The International Monetary Fund recently surveyed 61 countries and concluded that every year more than 150,000 educated young Iranians leave their home country to find a better life abroad. According to IMF, Iran has the highest rate of “brain drain” in the world. In our recent trip to Iran, I heard from one of the professors at Sharif Institute of Technology that about 60-70% of their graduates leave the country every year (Sharif being the best technical school in the country, and in some programs one of the best in the world). As these young talents leave their home, there is less hope for a brighter future for those who remain…
photo courtesy of BBC

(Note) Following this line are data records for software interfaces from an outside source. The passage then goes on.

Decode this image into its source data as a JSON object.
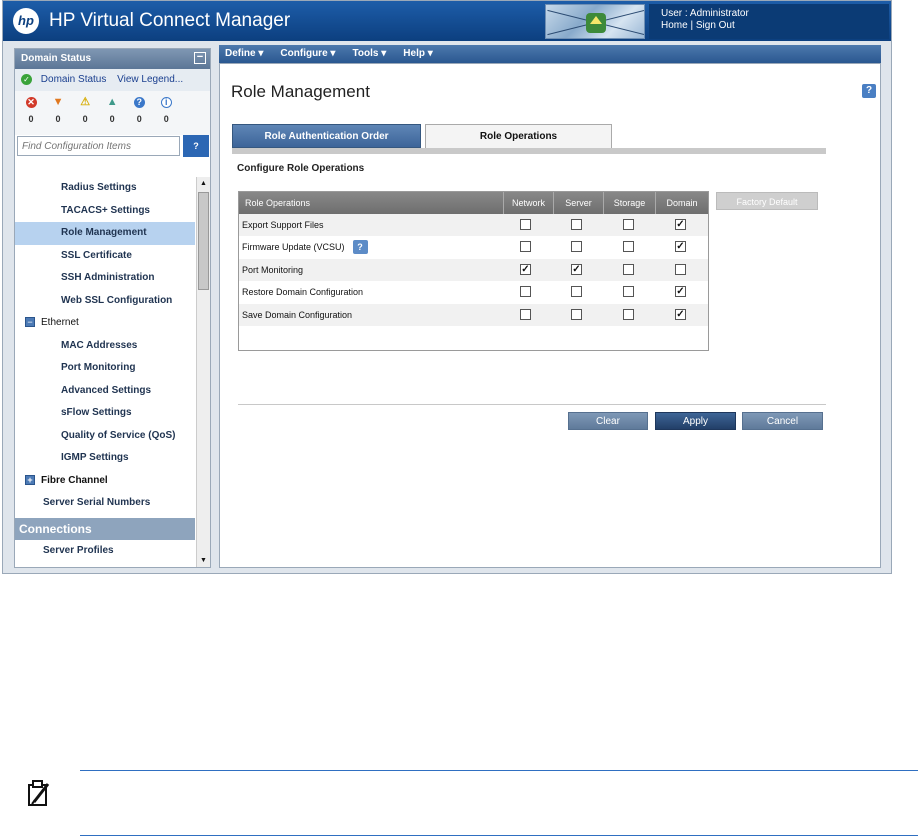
{
  "header": {
    "app_title": "HP Virtual Connect Manager",
    "logo_text": "hp",
    "user_label": "User : Administrator",
    "home_link": "Home",
    "separator": "|",
    "signout_link": "Sign Out"
  },
  "domain_status": {
    "header": "Domain Status",
    "collapse_glyph": "−",
    "link_status": "Domain Status",
    "link_legend": "View Legend...",
    "icons": [
      {
        "name": "critical-icon",
        "glyph": "✕",
        "color": "#d23a2a",
        "count": "0"
      },
      {
        "name": "major-icon",
        "glyph": "▼",
        "color": "#e0781f",
        "count": "0"
      },
      {
        "name": "minor-icon",
        "glyph": "⚠",
        "color": "#e8c21a",
        "count": "0"
      },
      {
        "name": "warning-icon",
        "glyph": "▲",
        "color": "#3f9a8a",
        "count": "0"
      },
      {
        "name": "unknown-icon",
        "glyph": "?",
        "color": "#3b78c9",
        "count": "0"
      },
      {
        "name": "info-icon",
        "glyph": "i",
        "color": "#3b78c9",
        "count": "0"
      }
    ]
  },
  "search": {
    "placeholder": "Find Configuration Items",
    "button_label": "?"
  },
  "nav": {
    "radius": "Radius Settings",
    "tacacs": "TACACS+ Settings",
    "role_mgmt": "Role Management",
    "ssl_cert": "SSL Certificate",
    "ssh_admin": "SSH Administration",
    "web_ssl": "Web SSL Configuration",
    "ethernet": "Ethernet",
    "mac": "MAC Addresses",
    "port_mon": "Port Monitoring",
    "adv": "Advanced Settings",
    "sflow": "sFlow Settings",
    "qos": "Quality of Service (QoS)",
    "igmp": "IGMP Settings",
    "fibre": "Fibre Channel",
    "serial": "Server Serial Numbers",
    "connections": "Connections",
    "profiles": "Server Profiles",
    "toggle_minus": "−",
    "toggle_plus": "+"
  },
  "menu": {
    "define": "Define ▾",
    "configure": "Configure ▾",
    "tools": "Tools ▾",
    "help": "Help ▾"
  },
  "page": {
    "title": "Role Management",
    "help": "?",
    "tab_auth": "Role Authentication Order",
    "tab_ops": "Role Operations",
    "section": "Configure Role Operations",
    "factory_default": "Factory Default"
  },
  "table": {
    "headers": [
      "Role Operations",
      "Network",
      "Server",
      "Storage",
      "Domain"
    ],
    "rows": [
      {
        "label": "Export Support Files",
        "network": "",
        "server": "",
        "storage": "",
        "domain": "✓"
      },
      {
        "label": "Firmware Update (VCSU)",
        "help": "?",
        "network": "",
        "server": "",
        "storage": "",
        "domain": "✓"
      },
      {
        "label": "Port Monitoring",
        "network": "✓",
        "server": "✓",
        "storage": "",
        "domain": ""
      },
      {
        "label": "Restore Domain Configuration",
        "network": "",
        "server": "",
        "storage": "",
        "domain": "✓"
      },
      {
        "label": "Save Domain Configuration",
        "network": "",
        "server": "",
        "storage": "",
        "domain": "✓"
      }
    ]
  },
  "actions": {
    "clear": "Clear",
    "apply": "Apply",
    "cancel": "Cancel"
  },
  "colors": {
    "header_blue": "#0c3f7f",
    "selected_nav": "#b7d2ef",
    "note_rule": "#2f6fc1"
  }
}
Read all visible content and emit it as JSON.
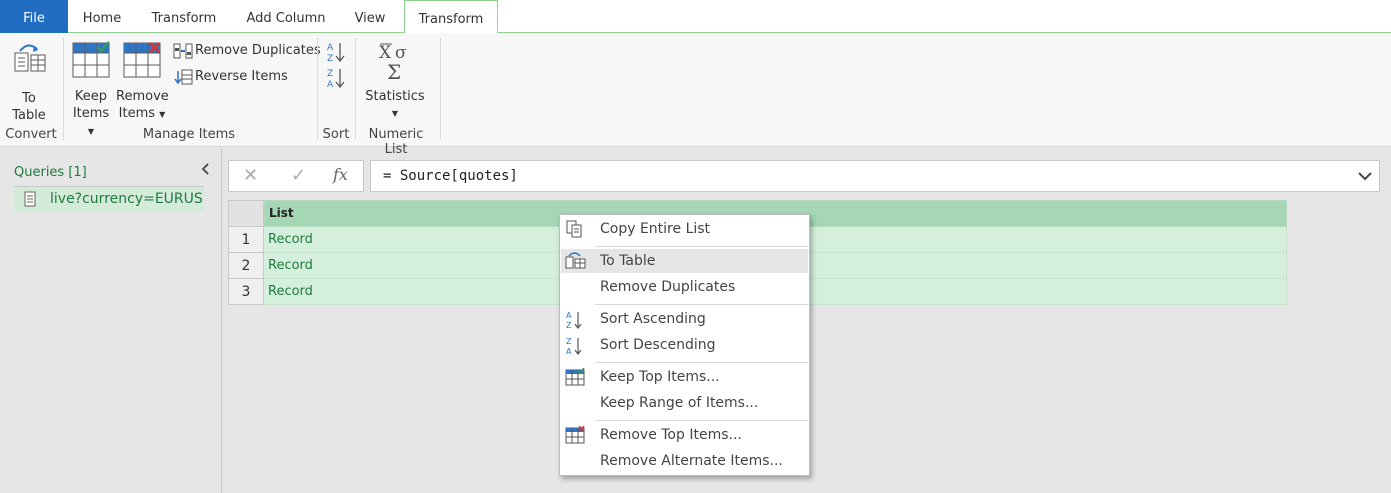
{
  "tabs": {
    "file": "File",
    "home": "Home",
    "transform": "Transform",
    "add_column": "Add Column",
    "view": "View",
    "list_tools_transform": "Transform"
  },
  "ribbon": {
    "to_table_line1": "To",
    "to_table_line2": "Table",
    "convert_group": "Convert",
    "keep_items_line1": "Keep",
    "keep_items_line2": "Items",
    "remove_items_line1": "Remove",
    "remove_items_line2": "Items",
    "remove_duplicates": "Remove Duplicates",
    "reverse_items": "Reverse Items",
    "manage_items_group": "Manage Items",
    "sort_group": "Sort",
    "statistics": "Statistics",
    "numeric_list_group": "Numeric List"
  },
  "queries": {
    "title": "Queries [1]",
    "items": [
      {
        "label": "live?currency=EURUS..."
      }
    ]
  },
  "formula_bar": {
    "cancel_glyph": "✕",
    "commit_glyph": "✓",
    "fx_glyph": "fx",
    "formula": "= Source[quotes]"
  },
  "grid": {
    "column_header": "List",
    "rows": [
      {
        "num": "1",
        "value": "Record"
      },
      {
        "num": "2",
        "value": "Record"
      },
      {
        "num": "3",
        "value": "Record"
      }
    ]
  },
  "context_menu": {
    "items": [
      {
        "label": "Copy Entire List",
        "icon": "copy-icon"
      },
      {
        "label": "To Table",
        "icon": "to-table-icon"
      },
      {
        "label": "Remove Duplicates",
        "icon": ""
      },
      {
        "label": "Sort Ascending",
        "icon": "sort-ascending-icon"
      },
      {
        "label": "Sort Descending",
        "icon": "sort-descending-icon"
      },
      {
        "label": "Keep Top Items...",
        "icon": "keep-top-icon"
      },
      {
        "label": "Keep Range of Items...",
        "icon": ""
      },
      {
        "label": "Remove Top Items...",
        "icon": "remove-top-icon"
      },
      {
        "label": "Remove Alternate Items...",
        "icon": ""
      }
    ]
  },
  "colors": {
    "accent_green": "#1e7b3f",
    "file_tab": "#1f6cc1",
    "column_header_bg": "#a5d7b4",
    "cell_bg": "#d5efdd"
  }
}
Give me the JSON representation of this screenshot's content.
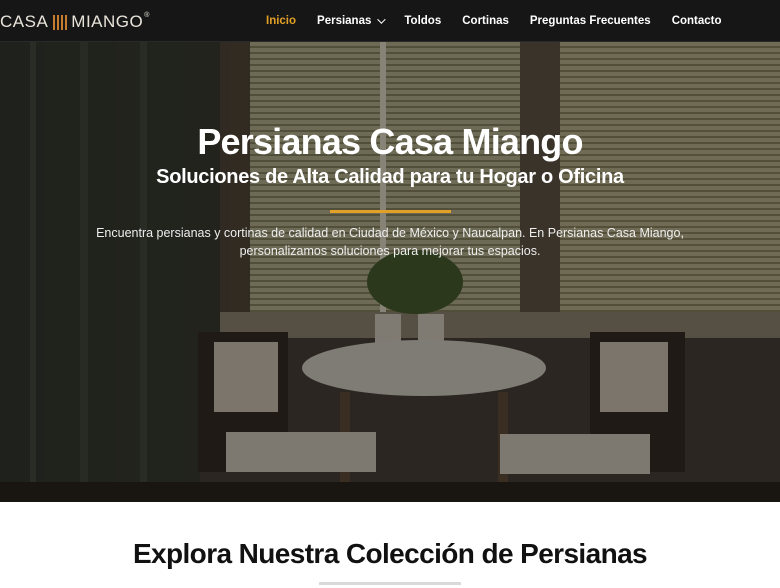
{
  "brand": {
    "name_left": "CASA",
    "name_right": "MIANGO",
    "registered": "®",
    "accent_color": "#e2a126"
  },
  "nav": {
    "items": [
      {
        "label": "Inicio",
        "active": true
      },
      {
        "label": "Persianas",
        "has_dropdown": true
      },
      {
        "label": "Toldos"
      },
      {
        "label": "Cortinas"
      },
      {
        "label": "Preguntas Frecuentes"
      },
      {
        "label": "Contacto"
      }
    ]
  },
  "hero": {
    "title": "Persianas Casa Miango",
    "subtitle": "Soluciones de Alta Calidad para tu Hogar o Oficina",
    "text_line1": "Encuentra persianas y cortinas de calidad en Ciudad de México y Naucalpan. En Persianas Casa Miango,",
    "text_line2": "personalizamos soluciones para mejorar tus espacios."
  },
  "section": {
    "title": "Explora Nuestra Colección de Persianas"
  }
}
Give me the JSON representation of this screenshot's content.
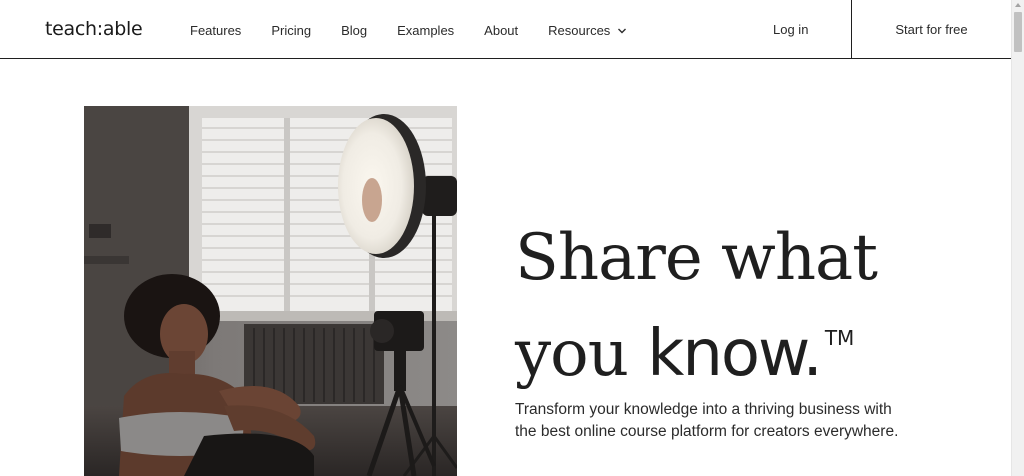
{
  "header": {
    "logo": "teach:able",
    "nav": [
      {
        "label": "Features"
      },
      {
        "label": "Pricing"
      },
      {
        "label": "Blog"
      },
      {
        "label": "Examples"
      },
      {
        "label": "About"
      },
      {
        "label": "Resources"
      }
    ],
    "login_label": "Log in",
    "start_label": "Start for free"
  },
  "hero": {
    "headline_line1": "Share what",
    "headline_line2_regular": "you ",
    "headline_line2_bold": "know.",
    "trademark": "TM",
    "subtext": "Transform your knowledge into a thriving business with the best online course platform for creators everywhere."
  }
}
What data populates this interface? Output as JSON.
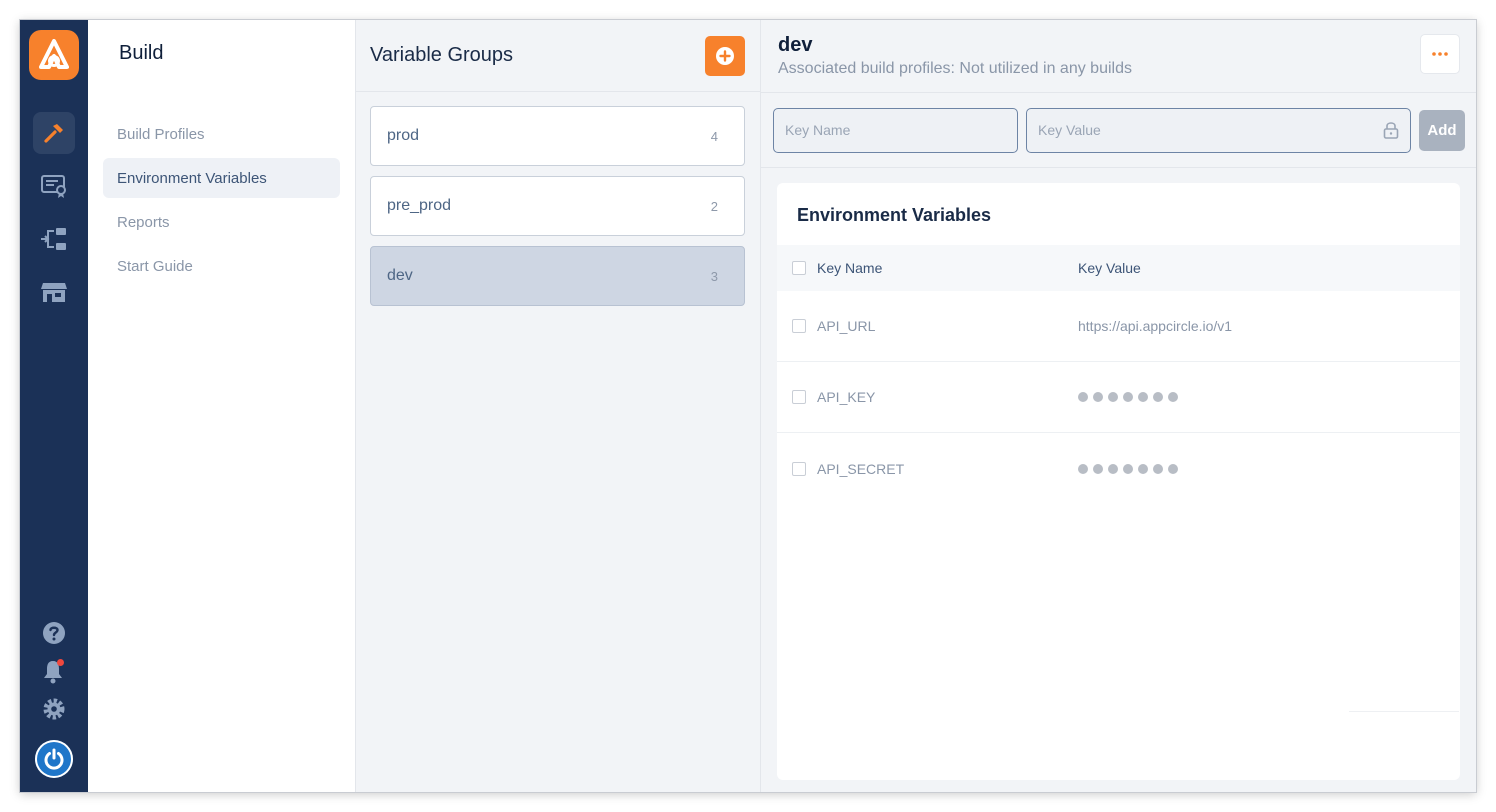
{
  "rail": {
    "logo": "appcircle-logo",
    "nav": [
      {
        "icon": "hammer-icon",
        "active": true
      },
      {
        "icon": "certificate-icon",
        "active": false
      },
      {
        "icon": "distribution-icon",
        "active": false
      },
      {
        "icon": "store-icon",
        "active": false
      }
    ],
    "bottom": [
      "help-icon",
      "bell-icon",
      "gear-icon",
      "power-icon"
    ]
  },
  "sidebar": {
    "title": "Build",
    "items": [
      {
        "label": "Build Profiles",
        "active": false
      },
      {
        "label": "Environment Variables",
        "active": true
      },
      {
        "label": "Reports",
        "active": false
      },
      {
        "label": "Start Guide",
        "active": false
      }
    ]
  },
  "groups": {
    "title": "Variable Groups",
    "items": [
      {
        "name": "prod",
        "count": "4"
      },
      {
        "name": "pre_prod",
        "count": "2"
      },
      {
        "name": "dev",
        "count": "3",
        "selected": true
      }
    ]
  },
  "details": {
    "name": "dev",
    "subtitle": "Associated build profiles: Not utilized in any builds",
    "key_placeholder": "Key Name",
    "value_placeholder": "Key Value",
    "add_label": "Add",
    "card_title": "Environment Variables",
    "columns": {
      "key": "Key Name",
      "value": "Key Value"
    },
    "rows": [
      {
        "key": "API_URL",
        "value": "https://api.appcircle.io/v1",
        "masked": false
      },
      {
        "key": "API_KEY",
        "value": "",
        "masked": true
      },
      {
        "key": "API_SECRET",
        "value": "",
        "masked": true
      }
    ]
  },
  "colors": {
    "accent": "#f7812c",
    "rail": "#1b3157",
    "selected_group": "#ced6e3"
  }
}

Like many countries in the Middle East, Iran is currently facing a youth crisis wherein half of the population is between the ages of 15-24 and more than 30 percent are unemployed. Hidden within this figure are those young people who comprise the one in seven Iranians living under 1 USD/day. We find that there’s a widespread belief within the country that one of the main reasons for these young people’s low standing on the socio-economic ladder is that their skills and education are not meeting the demands of jobs in the Iranian economy (skills mismatch). Therefore, development projects often focus on improving technical skills (for example, computer training) in the hopes that these initiatives will provide greater access to the labor market and thus, greater economic security.